Top of The data

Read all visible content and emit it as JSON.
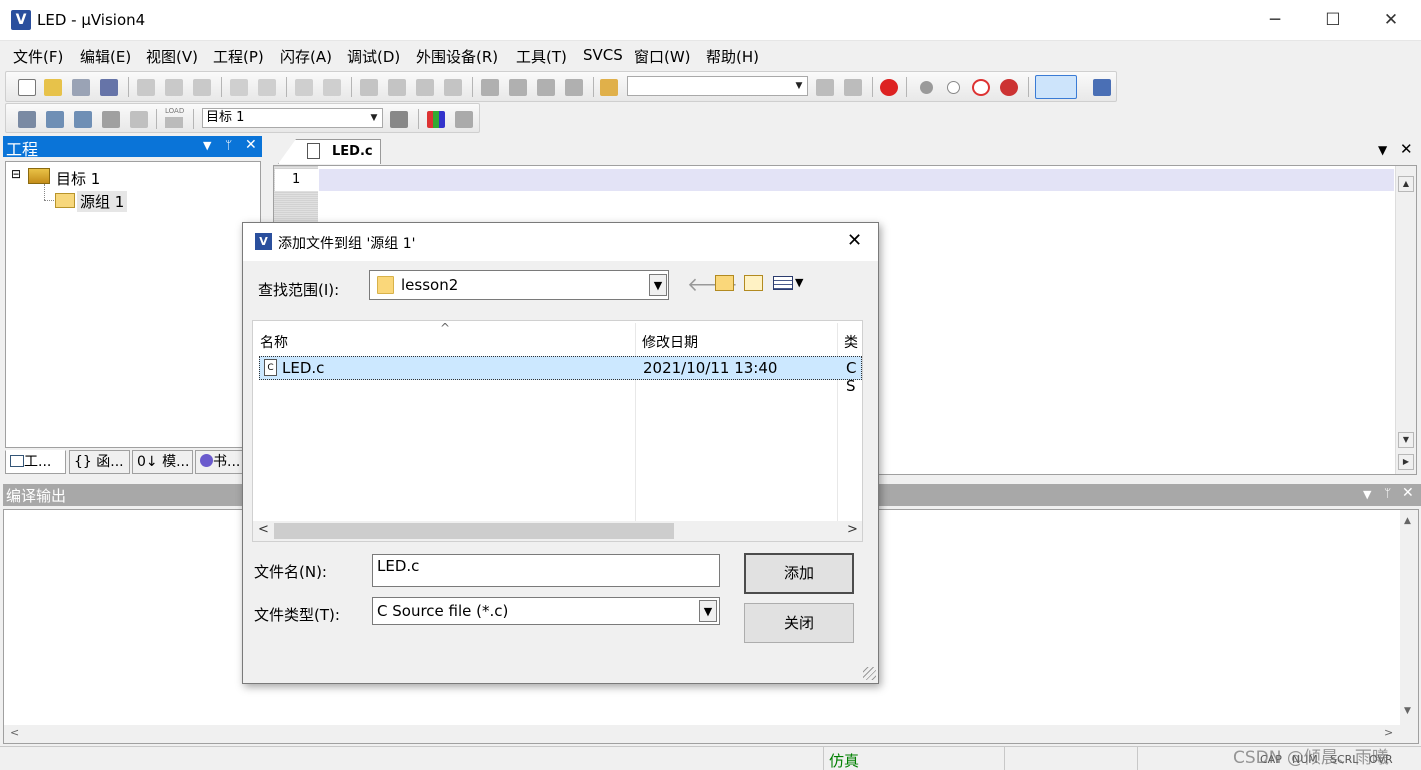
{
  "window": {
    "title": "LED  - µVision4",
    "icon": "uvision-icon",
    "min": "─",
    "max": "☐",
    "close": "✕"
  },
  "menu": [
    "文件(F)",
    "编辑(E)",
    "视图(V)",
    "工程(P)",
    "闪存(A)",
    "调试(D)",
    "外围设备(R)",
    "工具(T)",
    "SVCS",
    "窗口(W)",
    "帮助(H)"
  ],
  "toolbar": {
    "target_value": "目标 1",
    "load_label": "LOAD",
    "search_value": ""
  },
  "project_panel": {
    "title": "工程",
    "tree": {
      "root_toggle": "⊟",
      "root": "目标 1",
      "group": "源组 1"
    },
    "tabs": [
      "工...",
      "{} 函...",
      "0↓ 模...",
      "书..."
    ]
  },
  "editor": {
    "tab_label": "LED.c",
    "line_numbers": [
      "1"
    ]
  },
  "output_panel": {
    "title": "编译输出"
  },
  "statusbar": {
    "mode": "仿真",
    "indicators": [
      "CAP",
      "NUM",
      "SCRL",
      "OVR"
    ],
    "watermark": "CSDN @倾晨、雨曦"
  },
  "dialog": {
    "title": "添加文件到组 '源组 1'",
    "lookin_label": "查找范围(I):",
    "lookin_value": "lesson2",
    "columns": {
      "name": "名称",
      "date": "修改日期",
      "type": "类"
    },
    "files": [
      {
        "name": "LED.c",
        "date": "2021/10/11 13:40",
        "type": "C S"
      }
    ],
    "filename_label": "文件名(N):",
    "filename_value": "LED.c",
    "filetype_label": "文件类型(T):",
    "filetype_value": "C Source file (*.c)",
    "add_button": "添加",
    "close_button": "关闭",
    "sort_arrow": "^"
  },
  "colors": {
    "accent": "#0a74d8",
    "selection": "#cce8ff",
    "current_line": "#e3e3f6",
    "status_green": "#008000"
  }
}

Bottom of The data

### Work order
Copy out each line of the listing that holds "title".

### Task output
    "title": "LED  - µVision4",
    "title": "工程",
    "title": "编译输出"
    "title": "添加文件到组 '源组 1'",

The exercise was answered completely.